And, of course, there's no reason why people working in tech would have fewer issues with discrimination than those in other industries. A childhood spent as a "nerd" can also spawn its own brand of misogyny - Katherine Cross writes in Lean Out that “to many of these men [working in these fields] is all too easy to subconciously confound women who say ‘this is sexist’ with the young girls who said… ‘You’re gross and a creep and I’ll never date you'". During GamerGate, Anita Sarkeesian was often called a "prom queen" by trolls. 

When I spoke to Alexa Clay, entrepreneur and co-author of the Misfit Economy, she confirmed that there's a strange, low-lurking sexism in the start-up economy: “They have all very open and free, but underneath it there's still something really patriarchal.” Start-ups, after all, are a culture which celebrates risk-taking, something which women are societally discouraged from doing. As Clay says, 

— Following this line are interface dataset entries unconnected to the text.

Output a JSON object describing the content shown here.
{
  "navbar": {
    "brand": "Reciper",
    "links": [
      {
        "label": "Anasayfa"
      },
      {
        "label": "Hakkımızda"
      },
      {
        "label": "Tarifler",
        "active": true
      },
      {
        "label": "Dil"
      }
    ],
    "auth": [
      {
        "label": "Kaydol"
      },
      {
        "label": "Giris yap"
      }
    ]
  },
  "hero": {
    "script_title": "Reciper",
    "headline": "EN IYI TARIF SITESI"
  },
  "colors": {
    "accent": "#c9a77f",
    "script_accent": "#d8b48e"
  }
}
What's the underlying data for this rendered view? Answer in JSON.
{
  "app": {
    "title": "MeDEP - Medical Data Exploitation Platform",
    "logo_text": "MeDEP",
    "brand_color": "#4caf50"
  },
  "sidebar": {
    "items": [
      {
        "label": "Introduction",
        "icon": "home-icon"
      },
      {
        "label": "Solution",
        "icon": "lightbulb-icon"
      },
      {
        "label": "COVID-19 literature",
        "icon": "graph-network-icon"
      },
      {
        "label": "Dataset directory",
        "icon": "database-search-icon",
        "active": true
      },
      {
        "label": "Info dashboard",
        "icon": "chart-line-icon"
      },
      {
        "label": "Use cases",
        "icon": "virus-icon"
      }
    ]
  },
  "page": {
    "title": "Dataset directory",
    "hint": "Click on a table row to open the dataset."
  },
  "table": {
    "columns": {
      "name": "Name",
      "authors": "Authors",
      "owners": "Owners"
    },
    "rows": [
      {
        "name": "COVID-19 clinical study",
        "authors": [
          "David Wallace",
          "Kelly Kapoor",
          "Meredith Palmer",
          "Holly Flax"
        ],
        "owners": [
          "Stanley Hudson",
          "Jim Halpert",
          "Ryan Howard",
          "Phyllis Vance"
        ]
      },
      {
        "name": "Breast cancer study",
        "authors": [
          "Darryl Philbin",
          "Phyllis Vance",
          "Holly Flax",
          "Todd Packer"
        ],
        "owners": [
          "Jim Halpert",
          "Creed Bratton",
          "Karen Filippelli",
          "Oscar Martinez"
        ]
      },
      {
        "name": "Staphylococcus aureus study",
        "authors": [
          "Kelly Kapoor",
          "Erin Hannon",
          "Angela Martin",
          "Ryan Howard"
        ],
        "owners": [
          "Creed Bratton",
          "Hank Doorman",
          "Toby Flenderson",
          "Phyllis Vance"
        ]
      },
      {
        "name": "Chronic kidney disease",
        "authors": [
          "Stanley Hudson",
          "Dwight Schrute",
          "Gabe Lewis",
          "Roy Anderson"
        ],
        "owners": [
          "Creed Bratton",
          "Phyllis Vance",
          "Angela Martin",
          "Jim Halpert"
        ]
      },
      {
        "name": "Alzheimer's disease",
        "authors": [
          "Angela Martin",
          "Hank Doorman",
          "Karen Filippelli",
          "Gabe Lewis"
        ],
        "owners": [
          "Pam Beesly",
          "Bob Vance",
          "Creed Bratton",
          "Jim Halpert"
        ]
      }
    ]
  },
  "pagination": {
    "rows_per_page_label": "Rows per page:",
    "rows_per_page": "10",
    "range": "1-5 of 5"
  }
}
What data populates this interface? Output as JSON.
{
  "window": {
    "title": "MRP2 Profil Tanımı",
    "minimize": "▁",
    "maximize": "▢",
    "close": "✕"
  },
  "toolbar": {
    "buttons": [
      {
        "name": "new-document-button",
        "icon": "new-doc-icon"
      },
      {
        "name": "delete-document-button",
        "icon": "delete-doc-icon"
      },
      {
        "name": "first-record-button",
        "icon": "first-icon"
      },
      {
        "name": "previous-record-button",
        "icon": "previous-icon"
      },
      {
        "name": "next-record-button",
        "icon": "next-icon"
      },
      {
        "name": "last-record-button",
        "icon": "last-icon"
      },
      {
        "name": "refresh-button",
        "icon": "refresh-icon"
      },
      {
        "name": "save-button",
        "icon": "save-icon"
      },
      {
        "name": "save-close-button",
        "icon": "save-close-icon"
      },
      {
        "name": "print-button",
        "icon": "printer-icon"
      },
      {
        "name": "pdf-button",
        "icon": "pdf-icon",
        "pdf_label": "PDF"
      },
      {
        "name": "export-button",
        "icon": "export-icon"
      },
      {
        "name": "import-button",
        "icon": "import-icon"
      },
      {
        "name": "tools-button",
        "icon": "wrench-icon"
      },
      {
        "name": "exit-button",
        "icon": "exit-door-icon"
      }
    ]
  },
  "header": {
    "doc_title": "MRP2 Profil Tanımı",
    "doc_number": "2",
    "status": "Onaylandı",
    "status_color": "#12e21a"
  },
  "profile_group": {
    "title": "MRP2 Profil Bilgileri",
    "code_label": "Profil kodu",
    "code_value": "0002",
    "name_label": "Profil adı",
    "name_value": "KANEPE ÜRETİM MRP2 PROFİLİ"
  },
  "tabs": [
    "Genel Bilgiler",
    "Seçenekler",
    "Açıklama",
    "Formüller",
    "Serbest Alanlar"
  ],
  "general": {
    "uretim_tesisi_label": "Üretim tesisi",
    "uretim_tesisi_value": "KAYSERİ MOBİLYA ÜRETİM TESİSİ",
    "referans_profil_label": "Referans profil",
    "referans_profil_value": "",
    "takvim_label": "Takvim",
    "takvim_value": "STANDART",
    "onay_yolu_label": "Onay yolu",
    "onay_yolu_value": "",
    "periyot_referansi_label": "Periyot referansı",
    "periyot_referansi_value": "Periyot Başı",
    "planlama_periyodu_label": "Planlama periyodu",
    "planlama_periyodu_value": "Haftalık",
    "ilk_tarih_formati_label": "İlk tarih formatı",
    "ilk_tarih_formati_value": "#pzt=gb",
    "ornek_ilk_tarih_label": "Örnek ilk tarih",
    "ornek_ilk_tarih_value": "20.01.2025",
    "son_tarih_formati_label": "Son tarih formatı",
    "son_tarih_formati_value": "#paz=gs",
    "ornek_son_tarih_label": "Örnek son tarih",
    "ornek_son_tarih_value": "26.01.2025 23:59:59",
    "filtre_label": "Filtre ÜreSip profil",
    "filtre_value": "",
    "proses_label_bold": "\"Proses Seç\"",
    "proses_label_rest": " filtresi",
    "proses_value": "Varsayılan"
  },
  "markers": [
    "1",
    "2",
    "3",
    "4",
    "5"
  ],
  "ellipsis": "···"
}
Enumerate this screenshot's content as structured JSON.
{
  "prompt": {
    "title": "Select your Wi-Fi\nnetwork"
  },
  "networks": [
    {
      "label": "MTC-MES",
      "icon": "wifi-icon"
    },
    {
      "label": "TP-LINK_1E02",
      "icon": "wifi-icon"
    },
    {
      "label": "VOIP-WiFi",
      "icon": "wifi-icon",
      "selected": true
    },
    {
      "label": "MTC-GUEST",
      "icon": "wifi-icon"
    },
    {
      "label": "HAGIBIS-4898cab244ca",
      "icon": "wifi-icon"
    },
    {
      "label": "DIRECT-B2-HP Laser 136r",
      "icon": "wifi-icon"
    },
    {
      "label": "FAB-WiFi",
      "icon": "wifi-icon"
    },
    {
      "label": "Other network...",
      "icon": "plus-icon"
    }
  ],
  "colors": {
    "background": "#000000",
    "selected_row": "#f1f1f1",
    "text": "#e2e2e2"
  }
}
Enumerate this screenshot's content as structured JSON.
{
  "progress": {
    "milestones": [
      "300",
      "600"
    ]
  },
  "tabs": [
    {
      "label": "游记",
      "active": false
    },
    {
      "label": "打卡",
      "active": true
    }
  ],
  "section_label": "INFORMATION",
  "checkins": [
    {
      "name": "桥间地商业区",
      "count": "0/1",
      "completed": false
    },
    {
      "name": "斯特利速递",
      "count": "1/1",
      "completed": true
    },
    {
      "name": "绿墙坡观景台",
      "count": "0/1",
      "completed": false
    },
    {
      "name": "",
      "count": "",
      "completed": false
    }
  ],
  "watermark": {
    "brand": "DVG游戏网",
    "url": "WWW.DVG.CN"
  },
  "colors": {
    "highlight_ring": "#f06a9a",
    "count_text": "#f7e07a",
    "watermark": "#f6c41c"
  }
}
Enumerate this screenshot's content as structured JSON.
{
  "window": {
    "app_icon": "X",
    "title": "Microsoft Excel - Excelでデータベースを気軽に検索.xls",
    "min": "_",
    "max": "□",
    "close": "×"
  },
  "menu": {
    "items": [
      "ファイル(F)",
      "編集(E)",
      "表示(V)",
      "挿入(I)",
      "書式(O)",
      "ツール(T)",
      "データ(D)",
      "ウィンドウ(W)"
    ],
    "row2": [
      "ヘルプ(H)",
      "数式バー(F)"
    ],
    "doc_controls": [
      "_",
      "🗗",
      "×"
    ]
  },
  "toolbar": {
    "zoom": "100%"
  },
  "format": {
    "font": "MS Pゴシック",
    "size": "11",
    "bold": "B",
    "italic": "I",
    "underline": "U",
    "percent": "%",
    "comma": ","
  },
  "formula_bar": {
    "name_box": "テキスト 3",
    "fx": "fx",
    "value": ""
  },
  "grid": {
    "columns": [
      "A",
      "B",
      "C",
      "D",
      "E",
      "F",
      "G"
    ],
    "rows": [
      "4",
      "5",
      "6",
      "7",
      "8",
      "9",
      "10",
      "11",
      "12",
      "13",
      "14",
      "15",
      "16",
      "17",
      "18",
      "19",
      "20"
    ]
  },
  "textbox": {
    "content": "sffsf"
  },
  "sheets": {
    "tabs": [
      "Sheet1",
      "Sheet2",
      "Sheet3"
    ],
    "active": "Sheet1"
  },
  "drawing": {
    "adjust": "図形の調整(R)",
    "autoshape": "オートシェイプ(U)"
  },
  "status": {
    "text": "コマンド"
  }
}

“Men are allowed to fail in tech. You have these young guys who these old guys adopt and mentor. If his app doesn’t work, the mentor just shrugs it off. I would not be able ot get away with that, and I think women and minorities aren't allowed to take the same amount of risks, particularly in these communities. If you fail, no one's saying that's fine.

The conclusion of Lean Out, and of women in tech I have spoken to, isn’t that more women, over time, will enter these industries and seamlessly integrate – it’s that tech culture needs to change, or its lack of diversity will become even more severe. Shevinsky writes:

The reason why we don't have more women in tech is not because of a lack of STEM education. It's because too many high profile and influential individuals and subcultures within the tech industry have ignored or outright mistreated women applicants and employees. To be succinct—the problem isn't women, it's tech culture.

Software engineer Kate Heddleston has a wonderful and chilling metaphor about the way we treat women in STEM. Women are, she writes, the “canary in the coal mine”. If one dies, surely you should take that as a sign that the mine is uninhabitable – that there’s something toxic in the air. “Instead, the industry is looking at the canary, wondering why it can’t breathe, saying ‘Lean in, canary, lean in!’. When one canary dies they get a new one because getting more canaries is how you fix the lack of canaries, right? Except the problem is that there isn't enough oxygen in the coal mine, not that there are too few canaries.” We need more women in STEM, and, I’d argue, in tech in particular, but we need to make sure the air is breatheable first. 

Barbara Speed is a technology and digital culture writer at the New Statesman and a staff writer at CityMetric.